The room number flashed on my screen. As the elevator slowly climbed, I made a silent assessment of how I would likely react.
Only 24 hours ago, I bid farewell to someone for one final time in the same room.
I stepped inside, only to be greeted with such an overwhelming amount of hope that it’s almost suffocating.
…Here we go again. The frailty of life is always the bigger picture, although each story unfolds differently. In fact, some of them won’t end in death. Well, not yet.
Whenever someone died, I like to give myself time to reflect on each person’s history and legacy. My meticulous mental calendar does not give preference to birthdays over deaths. I allow myself to feel sad, happy, disappointed, inspired… whatever it may be. That’s how I learn, grow, and “move on.”
I am comfortable with the way I deal with death and dying. What I am uncomfortable with is our healthcare system’s relative lack of competence in dealing with death besides fighting it, frowning upon it, or forgetting about it. It’s probably easier for those of us in the “softer” speciality areas to reach out. Anecdotally, I seldom hear surgeons discuss the death of a patient, unless it is the technical aspect of things. A recent review highlights how little systematic research has been done in the past 2 decades to help physicians deal with grief: http://www.ncbi.nlm.nih.gov/pmc/articles/PMC3366454/
While everyone deals with issues of death and dying differently, how we cope may indirectly compromise job satisfaction and quality of care.

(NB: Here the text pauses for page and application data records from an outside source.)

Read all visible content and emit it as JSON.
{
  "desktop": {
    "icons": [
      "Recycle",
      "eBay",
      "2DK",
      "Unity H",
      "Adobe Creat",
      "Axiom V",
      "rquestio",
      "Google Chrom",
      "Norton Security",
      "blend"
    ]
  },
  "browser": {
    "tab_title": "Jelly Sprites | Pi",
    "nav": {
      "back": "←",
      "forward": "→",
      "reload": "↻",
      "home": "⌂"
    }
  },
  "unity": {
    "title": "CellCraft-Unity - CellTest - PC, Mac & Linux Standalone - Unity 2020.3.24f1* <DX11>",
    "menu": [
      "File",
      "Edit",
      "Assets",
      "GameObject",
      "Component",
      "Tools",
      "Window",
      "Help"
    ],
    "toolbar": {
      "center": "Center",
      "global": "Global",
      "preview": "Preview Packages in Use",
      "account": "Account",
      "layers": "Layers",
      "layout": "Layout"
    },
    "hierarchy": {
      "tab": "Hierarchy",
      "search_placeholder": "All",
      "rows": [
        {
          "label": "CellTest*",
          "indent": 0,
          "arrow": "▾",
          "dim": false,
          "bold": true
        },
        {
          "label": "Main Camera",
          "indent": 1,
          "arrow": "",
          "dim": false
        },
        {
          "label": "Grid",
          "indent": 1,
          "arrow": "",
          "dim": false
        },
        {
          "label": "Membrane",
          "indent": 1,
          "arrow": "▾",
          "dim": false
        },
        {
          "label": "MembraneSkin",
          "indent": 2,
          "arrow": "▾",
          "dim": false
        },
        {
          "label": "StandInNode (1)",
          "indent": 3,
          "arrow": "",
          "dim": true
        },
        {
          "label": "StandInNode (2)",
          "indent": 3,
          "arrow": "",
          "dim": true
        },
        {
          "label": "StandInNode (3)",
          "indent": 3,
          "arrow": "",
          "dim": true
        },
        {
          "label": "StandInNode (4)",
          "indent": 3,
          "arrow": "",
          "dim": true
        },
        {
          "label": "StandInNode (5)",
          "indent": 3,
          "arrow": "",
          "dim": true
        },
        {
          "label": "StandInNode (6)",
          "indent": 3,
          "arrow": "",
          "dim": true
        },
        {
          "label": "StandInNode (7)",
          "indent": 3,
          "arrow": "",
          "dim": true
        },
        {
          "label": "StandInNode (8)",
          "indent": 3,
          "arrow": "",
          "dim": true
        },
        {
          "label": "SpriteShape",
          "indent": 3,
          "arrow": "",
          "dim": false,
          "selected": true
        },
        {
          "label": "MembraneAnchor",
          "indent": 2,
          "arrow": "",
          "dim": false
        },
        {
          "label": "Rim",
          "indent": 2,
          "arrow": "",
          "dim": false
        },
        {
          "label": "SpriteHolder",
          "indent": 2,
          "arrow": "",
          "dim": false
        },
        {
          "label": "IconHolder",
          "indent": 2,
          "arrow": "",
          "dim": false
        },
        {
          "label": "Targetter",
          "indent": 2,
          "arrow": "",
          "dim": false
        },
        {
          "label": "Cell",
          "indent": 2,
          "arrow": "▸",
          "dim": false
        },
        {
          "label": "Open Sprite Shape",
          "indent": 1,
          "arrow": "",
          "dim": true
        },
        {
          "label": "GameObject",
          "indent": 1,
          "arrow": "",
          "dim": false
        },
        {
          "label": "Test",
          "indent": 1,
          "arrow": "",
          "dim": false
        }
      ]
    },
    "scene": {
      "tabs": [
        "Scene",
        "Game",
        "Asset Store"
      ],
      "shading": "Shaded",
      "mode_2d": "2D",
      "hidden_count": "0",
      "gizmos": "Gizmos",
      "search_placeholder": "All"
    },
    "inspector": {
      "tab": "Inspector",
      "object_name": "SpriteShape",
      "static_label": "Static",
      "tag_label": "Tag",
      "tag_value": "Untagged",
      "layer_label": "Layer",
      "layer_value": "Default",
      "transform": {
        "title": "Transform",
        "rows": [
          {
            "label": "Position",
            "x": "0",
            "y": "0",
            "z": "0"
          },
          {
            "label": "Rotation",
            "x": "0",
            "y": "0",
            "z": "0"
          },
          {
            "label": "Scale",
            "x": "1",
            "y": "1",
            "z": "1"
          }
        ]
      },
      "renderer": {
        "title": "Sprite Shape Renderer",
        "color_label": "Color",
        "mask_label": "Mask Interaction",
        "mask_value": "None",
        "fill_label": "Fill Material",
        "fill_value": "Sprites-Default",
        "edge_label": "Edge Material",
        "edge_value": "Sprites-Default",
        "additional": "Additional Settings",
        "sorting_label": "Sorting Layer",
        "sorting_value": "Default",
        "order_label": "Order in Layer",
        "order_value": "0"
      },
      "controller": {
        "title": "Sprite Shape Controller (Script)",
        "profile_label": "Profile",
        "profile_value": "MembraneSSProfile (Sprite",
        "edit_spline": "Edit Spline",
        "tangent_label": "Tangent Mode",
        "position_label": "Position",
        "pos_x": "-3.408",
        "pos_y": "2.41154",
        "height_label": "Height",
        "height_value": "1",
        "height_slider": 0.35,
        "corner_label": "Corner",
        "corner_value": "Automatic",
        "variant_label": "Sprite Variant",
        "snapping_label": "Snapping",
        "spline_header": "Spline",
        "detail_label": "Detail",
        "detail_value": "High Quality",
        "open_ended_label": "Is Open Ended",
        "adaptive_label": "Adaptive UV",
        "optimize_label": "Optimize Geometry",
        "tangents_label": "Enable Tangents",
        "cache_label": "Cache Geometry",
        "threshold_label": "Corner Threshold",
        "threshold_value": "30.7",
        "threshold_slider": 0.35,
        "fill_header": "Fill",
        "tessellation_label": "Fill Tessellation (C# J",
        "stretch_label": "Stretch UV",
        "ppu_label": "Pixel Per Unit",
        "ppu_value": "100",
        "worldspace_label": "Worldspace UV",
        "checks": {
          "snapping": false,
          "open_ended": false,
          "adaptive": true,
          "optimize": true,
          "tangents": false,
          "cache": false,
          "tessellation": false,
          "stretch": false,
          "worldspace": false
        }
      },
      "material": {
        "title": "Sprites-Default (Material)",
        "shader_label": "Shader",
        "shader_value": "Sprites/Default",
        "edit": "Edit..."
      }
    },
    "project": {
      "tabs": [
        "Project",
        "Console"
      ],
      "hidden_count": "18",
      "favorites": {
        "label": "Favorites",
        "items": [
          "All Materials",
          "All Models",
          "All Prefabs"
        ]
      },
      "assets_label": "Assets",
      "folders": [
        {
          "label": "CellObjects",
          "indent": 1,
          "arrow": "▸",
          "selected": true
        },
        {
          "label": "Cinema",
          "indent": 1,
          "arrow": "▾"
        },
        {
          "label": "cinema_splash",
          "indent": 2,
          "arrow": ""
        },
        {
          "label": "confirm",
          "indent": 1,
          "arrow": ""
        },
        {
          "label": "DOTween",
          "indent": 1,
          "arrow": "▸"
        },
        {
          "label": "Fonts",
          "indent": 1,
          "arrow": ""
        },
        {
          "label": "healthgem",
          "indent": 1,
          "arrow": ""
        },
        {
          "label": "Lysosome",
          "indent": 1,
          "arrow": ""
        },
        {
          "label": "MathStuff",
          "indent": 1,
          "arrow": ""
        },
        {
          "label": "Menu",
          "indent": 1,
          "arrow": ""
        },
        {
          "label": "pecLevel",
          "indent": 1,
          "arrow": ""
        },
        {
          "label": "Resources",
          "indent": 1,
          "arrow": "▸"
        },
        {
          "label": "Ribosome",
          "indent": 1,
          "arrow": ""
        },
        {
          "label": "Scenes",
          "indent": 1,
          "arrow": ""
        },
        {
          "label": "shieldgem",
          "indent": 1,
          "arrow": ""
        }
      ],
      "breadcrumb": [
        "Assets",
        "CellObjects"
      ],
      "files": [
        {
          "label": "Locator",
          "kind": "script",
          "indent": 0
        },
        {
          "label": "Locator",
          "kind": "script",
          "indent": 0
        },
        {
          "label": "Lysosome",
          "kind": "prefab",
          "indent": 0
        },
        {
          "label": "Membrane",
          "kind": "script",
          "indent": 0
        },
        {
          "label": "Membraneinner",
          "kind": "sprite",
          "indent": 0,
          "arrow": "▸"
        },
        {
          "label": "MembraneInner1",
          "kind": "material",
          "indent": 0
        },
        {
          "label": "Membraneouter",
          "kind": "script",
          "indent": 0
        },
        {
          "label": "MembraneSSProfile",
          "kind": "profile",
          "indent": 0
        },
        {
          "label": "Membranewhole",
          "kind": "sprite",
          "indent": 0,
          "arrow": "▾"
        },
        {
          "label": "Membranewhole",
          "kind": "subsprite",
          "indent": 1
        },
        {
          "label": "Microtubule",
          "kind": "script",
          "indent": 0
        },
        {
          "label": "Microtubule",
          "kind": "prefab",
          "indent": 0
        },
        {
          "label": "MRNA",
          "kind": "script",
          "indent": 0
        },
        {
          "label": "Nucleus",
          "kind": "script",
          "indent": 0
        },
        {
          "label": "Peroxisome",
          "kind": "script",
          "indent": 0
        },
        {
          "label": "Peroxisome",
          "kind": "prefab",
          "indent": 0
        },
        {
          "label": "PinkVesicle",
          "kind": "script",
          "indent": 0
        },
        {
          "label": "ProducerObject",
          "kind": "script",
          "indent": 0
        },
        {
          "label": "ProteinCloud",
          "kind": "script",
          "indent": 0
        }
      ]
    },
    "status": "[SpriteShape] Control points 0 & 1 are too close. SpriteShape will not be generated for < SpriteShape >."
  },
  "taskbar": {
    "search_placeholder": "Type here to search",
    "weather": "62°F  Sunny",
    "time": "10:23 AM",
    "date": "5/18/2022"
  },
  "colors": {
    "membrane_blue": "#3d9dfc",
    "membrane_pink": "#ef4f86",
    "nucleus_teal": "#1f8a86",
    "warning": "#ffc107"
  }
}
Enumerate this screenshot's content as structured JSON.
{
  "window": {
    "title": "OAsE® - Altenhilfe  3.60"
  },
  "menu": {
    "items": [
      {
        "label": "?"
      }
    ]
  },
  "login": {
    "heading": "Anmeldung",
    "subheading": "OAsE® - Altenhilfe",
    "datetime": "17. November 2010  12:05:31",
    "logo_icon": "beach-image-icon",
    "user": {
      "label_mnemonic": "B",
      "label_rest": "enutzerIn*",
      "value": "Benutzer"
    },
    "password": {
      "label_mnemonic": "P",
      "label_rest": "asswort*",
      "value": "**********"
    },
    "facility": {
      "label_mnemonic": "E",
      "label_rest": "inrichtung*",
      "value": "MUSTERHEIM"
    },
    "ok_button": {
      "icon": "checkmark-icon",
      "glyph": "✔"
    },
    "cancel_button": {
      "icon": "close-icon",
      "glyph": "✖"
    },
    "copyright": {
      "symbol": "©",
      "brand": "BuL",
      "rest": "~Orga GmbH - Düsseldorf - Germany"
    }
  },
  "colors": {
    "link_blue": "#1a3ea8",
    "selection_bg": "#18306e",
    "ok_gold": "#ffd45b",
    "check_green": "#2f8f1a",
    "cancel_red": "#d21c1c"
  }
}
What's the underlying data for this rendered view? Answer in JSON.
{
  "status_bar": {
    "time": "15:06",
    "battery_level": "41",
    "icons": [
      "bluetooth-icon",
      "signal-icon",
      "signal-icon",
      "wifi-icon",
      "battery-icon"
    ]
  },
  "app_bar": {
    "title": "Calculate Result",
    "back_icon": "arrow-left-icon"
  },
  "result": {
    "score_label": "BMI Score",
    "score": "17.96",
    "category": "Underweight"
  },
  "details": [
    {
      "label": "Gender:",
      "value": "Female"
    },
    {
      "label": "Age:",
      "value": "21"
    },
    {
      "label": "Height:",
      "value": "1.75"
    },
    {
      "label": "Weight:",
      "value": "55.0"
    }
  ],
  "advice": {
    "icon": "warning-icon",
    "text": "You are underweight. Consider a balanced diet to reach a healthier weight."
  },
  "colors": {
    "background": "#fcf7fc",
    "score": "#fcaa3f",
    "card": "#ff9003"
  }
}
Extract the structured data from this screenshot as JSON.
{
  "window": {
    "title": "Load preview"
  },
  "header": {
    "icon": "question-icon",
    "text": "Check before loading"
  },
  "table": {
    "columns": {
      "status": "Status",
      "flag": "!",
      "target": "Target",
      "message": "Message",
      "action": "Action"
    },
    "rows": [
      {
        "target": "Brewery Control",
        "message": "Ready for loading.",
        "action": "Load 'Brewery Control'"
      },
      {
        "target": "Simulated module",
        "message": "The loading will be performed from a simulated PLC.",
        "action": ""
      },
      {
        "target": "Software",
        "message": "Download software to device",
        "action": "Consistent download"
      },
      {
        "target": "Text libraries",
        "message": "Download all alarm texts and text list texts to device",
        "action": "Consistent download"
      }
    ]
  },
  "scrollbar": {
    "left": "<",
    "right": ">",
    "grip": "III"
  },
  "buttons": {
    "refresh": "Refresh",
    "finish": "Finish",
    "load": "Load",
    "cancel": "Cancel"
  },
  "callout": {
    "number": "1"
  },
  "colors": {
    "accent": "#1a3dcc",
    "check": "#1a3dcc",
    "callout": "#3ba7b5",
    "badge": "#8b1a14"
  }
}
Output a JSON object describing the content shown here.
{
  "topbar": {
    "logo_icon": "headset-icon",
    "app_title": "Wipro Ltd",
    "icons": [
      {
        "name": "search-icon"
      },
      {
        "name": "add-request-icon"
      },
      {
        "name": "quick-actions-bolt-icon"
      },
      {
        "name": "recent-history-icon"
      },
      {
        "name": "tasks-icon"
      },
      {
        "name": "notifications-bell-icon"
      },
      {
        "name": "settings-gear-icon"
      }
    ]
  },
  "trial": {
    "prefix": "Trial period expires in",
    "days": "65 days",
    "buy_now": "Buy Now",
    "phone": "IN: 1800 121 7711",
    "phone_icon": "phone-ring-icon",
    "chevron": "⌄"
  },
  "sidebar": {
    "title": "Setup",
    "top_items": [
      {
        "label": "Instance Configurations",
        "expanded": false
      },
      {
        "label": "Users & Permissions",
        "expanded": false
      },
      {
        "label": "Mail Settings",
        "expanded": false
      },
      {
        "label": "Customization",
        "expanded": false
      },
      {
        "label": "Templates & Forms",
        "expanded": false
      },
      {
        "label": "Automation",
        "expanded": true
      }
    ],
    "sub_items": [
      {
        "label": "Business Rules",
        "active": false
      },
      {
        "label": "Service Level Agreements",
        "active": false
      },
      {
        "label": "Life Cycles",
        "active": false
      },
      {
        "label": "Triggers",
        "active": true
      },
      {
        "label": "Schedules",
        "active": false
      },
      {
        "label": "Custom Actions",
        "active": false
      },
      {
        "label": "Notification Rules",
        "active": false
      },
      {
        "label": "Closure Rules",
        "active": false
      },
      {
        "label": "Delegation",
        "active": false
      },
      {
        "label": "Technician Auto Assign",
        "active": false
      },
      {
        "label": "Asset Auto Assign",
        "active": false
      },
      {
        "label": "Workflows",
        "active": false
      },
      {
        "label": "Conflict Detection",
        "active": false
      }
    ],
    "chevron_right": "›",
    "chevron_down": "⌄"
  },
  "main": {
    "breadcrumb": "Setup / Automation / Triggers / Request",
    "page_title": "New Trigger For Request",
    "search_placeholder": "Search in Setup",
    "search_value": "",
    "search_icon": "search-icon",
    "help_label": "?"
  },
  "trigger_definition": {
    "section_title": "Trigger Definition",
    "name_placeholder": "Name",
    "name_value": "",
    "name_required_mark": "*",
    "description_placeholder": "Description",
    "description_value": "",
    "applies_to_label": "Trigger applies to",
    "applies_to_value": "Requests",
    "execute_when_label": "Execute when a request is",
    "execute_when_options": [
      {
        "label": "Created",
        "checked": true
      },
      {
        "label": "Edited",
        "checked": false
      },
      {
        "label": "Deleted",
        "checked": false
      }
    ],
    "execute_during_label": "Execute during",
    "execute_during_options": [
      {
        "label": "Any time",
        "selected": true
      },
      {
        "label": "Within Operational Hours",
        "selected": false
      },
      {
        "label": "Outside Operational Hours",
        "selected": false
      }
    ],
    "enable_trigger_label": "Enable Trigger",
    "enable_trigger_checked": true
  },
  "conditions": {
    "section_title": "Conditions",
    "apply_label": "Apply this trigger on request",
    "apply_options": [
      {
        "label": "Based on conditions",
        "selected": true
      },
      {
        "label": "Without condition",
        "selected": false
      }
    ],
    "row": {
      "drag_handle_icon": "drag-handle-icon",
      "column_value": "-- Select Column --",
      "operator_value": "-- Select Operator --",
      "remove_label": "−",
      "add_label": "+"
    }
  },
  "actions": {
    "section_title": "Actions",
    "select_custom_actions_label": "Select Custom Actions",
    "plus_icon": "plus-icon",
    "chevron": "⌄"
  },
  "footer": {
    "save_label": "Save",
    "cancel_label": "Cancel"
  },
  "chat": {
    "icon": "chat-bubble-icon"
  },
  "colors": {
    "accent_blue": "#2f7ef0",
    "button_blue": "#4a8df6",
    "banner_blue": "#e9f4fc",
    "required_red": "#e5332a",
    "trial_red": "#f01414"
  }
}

Just because one has seen thousands of deaths doesn’t mean one is now an “expert” in coping with death. Within healthcare settings, it’d be nice to encourage ongoing death education and grief support to staff at all levels of care.